The show was colorful! It was monkey. I think. It was hard to tell. But they all had great costumes, and before the show began, everyone stood for the National Anthem and images of the King were projected on a giant screen. Got back to the hostel very late, but early enough for the people at the front desk to write my name in Thai for me. It's pronounced "Camber."

Day 3 began with a short walk to the Jim Thompson House. I went here because Jim Thompson's story is shrouded in mystery, and I love all things mysterious and shrouded. He was an American silk magnate who lived for several years in Thailand, completely immersed in the culture, language, and industry. He mysteriously disappeared while on a walk through a jungle in Malaysia. One year later, on the exact same day, his sister was murdered in Delaware. No photos allowed in the house, so a lame shot from the outside:

Then I went to a Snake Farm and watched them milk a snake. I won't post pictures for the sake of my mom. Basically, they force the snake to bite something and squeeze the venom into a jar. They later inject it into a cow and get an anti-venom from it.

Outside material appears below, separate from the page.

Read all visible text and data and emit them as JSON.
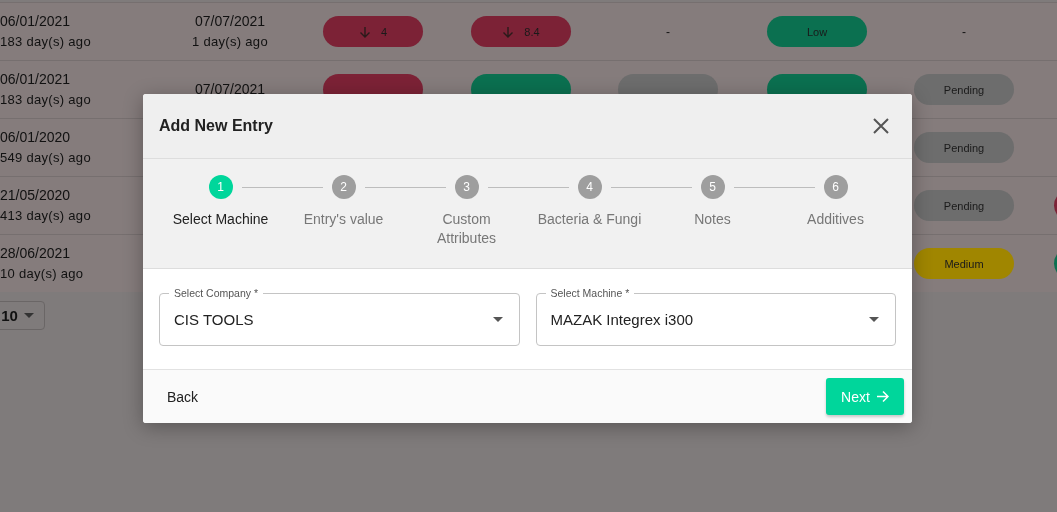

Next stop, lunch at the Delicious Delicious Kitchen. It lived up to its name and had a nice view:

The rest of the afternoon was wandering through various neighborhoods and getting a Thai massage. I returned to the hostel early and was up at 5 the next morning for my flight. When I got back to Hong Kong, I immediately went to a 4-hour dance rehearsal for Rocky Horror. I was intensely sore for 3 days, the cause of which is yet undetermined: 4 hours of Time Warping or an hour-long session of getting stepped on and bent into several pretzel formations by a surprisingly strong Thai woman.
And now, more pictures:

If my mom was Thai:Creepy Ronald:
If Abe Lincoln was a Thai Statue:...more like a monumental Fred Astaire.
For The Mother: